nce one of the nation’s only medical groups to offer a full range of services to treat back and neck pain, Texas Back Institute is recognized as a world leader in getting people back to life, most without surgery. In fact, nine out of 10 of our patients recover without it. Texas Back Institute’s “surgery as a last option” approach to back pain has been the cornerstone of our care philosophy for more than two decades.


f you and your surgeon decide that artificial disc replacement surgery is a viable course of treatment for you, your surgeon will explain in detail what to expect before, during and after the procedure.

The spine surgeons at Texas Back Institute are leaders in disc replacement, and our world-class surgeons and staff will ensure you receive the most personalized and effective care possible at internationally cost-competitive rates.

What is Total Disc Replacement?

As spinal structures degenerate, they may cause pain, limiting function and decreasing quality of life. Total disc replacement (TDR, also called artificial disc) surgery is one of the latest advancements in spine surgery. Replacing the disc removes the cause of pain while preserving natural motion. This surgery is recommended only after extensive conservative therapies have failed to significantly provide pain relief. In the case of a cervical total disc replacement, the surgeon makes an incision in the front of the neck and contents of the neck are gently retracted, enabling the front part of the spine to be seen. For a lumbar total disc replacement, an incision is made in the abdomen to expose the front part of the spine; the disc is approached after carefully separating away the abdominal contents and major blood vessels are moved off to the side. Fluoroscopy is used to determine the correct level(s) before the disc material is removed and the artificial disc is inserted. A cervical total disc replacement surgery takes approximately 1-2 hours; a lumbar total disc replacement surgery takes about 1-3 hours.

What to Expect Before the Treatments

Once you have decided to have the injection, the following events take place:
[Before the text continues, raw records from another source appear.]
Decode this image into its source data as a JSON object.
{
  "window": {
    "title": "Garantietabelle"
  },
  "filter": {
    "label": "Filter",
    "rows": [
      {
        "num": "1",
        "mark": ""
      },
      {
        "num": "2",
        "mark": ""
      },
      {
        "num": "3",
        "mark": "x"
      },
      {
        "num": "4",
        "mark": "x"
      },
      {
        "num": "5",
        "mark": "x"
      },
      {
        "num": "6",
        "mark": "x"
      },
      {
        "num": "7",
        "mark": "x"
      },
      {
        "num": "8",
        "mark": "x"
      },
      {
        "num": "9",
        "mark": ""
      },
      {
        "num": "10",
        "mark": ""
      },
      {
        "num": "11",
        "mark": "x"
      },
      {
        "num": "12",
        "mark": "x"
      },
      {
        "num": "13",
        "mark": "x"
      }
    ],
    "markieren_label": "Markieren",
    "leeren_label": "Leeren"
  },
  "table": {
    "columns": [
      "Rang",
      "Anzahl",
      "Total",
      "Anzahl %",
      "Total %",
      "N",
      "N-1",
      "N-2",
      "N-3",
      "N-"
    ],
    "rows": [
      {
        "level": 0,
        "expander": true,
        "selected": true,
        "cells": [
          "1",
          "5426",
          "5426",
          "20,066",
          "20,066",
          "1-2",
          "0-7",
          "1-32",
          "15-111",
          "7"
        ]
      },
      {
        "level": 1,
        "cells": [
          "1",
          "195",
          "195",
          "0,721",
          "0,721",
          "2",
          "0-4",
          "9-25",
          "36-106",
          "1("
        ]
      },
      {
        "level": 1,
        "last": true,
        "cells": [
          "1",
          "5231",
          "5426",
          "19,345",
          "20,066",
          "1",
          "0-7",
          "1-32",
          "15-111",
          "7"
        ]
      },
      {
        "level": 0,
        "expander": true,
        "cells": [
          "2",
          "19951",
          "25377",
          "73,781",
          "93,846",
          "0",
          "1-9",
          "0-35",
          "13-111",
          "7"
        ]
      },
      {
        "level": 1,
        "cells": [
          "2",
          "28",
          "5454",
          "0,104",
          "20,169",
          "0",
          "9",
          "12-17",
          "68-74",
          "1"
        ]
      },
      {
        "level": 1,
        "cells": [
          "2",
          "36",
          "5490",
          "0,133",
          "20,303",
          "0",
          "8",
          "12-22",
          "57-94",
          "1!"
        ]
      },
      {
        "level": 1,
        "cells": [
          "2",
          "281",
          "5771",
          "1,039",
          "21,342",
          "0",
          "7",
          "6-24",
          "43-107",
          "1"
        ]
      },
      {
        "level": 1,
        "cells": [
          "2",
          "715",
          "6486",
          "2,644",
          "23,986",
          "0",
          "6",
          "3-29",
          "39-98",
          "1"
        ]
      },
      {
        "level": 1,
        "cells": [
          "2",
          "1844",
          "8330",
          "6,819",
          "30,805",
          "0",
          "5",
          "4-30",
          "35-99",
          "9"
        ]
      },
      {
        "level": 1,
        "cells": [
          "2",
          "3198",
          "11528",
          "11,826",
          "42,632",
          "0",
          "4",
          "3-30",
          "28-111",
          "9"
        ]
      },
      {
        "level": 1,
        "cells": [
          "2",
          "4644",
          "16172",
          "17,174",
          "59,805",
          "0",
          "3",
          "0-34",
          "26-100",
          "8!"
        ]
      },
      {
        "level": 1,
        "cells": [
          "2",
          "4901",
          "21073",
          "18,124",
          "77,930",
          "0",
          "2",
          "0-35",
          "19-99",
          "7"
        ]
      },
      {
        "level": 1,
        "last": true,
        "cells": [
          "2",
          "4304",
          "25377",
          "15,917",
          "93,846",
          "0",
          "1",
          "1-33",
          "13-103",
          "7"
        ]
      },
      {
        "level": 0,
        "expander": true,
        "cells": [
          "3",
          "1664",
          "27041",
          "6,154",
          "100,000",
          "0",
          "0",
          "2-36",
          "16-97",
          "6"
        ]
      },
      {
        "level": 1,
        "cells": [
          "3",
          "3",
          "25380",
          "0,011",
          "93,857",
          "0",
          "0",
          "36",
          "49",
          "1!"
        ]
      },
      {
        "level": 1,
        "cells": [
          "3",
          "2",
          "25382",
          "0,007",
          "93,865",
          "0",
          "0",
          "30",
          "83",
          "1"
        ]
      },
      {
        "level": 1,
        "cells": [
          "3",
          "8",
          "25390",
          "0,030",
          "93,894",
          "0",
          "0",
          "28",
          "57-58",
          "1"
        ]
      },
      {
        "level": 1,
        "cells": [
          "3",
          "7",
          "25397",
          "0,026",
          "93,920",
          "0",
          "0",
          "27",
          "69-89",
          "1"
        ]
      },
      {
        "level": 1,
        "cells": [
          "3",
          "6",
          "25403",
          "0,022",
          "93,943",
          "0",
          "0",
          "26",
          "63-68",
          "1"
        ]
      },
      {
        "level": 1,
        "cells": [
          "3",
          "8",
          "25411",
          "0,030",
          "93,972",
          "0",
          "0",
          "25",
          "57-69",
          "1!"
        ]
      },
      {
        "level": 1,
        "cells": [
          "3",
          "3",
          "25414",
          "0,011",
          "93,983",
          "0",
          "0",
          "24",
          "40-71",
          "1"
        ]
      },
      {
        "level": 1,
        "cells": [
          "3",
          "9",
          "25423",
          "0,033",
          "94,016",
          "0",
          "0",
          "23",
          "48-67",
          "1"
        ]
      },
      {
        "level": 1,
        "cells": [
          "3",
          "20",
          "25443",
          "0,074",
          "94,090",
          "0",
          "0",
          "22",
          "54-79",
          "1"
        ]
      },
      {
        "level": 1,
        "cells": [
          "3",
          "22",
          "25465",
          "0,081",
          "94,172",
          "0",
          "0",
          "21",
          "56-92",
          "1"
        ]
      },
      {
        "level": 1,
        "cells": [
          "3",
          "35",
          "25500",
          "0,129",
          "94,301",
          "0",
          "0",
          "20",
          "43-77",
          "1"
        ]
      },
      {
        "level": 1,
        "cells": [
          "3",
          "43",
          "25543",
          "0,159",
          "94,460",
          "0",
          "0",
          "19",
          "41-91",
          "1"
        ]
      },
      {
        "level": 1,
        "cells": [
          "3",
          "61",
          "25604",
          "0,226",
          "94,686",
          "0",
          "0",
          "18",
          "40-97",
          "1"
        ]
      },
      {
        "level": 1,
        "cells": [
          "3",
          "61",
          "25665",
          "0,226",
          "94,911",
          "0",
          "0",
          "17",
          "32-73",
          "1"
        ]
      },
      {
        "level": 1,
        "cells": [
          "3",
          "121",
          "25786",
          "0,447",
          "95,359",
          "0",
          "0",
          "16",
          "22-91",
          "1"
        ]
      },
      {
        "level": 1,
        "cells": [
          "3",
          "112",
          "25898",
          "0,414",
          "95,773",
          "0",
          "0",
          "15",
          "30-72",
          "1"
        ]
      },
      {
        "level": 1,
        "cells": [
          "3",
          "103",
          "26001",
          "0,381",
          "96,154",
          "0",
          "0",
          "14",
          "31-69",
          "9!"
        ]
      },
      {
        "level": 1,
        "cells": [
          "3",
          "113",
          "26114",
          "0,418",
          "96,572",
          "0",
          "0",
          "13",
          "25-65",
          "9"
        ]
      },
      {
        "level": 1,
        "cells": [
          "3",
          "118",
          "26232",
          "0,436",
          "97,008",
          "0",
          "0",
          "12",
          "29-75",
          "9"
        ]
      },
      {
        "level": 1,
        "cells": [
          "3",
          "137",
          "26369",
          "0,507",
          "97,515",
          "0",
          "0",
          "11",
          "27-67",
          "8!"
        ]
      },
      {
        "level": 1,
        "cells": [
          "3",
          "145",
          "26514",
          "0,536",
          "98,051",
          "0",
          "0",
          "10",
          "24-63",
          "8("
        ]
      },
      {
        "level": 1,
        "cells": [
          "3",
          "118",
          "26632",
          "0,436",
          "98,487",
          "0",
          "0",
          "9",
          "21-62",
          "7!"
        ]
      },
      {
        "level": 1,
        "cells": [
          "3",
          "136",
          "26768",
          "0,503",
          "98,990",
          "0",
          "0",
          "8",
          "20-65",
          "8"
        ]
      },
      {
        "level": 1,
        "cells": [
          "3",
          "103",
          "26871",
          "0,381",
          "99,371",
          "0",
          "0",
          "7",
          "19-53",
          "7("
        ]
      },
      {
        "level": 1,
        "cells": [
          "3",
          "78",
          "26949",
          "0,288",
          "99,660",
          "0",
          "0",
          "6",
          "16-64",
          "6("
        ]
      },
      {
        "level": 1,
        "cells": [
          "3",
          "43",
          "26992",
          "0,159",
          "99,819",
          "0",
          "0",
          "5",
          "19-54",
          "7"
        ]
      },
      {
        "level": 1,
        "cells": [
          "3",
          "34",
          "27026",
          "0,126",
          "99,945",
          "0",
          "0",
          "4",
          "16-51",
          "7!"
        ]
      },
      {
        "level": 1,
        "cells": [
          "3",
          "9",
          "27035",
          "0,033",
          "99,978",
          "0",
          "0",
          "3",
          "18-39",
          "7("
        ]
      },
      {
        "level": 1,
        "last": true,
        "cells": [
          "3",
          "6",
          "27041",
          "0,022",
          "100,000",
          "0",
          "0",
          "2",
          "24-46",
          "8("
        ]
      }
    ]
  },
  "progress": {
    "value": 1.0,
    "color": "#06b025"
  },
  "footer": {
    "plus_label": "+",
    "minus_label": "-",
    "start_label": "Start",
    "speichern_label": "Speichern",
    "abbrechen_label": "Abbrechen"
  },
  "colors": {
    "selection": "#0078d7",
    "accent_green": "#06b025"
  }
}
  • Do not eat or drink anything after midnight before your nerve block injection.
  • You can take your regular heart and blood pressure medications on the morning of the nerve block injection with a sip of water. Diabetes medications should not be taken.
  • Discontinue taking anti-inflammatories three days before the nerve block injection.
  • Discontinue taking aspirin products seven days before the nerve block injection.
  • If on blood thinners, call the physician who prescribed the medication to get approval to stop taking them before the injection.
What to Expect During the Treatments
  • You will lie on a table in a procedure room.
  • The skin in the area where the injection will be made will be cleaned.
  • The skin is numbed with lidocaine.
  • Using fluoroscopy (live X-ray) for guidance, the physician directs a needle toward the area of the nerve root to be evaluated.
  • The anesthetic and steroid solution is injected.
  • The injection procedure will take about 30 minutes.
What to Expect After the Treatments
  • You will be in a recovery room for about 30 minutes.
  • It is important that you have someone to drive you home.
  • It is common to experience an increase in pain once the numbing medicine wears off.
  • The steroid does not become effective for 24 hours.
  • Activity should be restricted for the first 4-5 days after the injection.
  • You will need to make an appointment with your doctor to discuss your level of pain relief after the nerve block injection.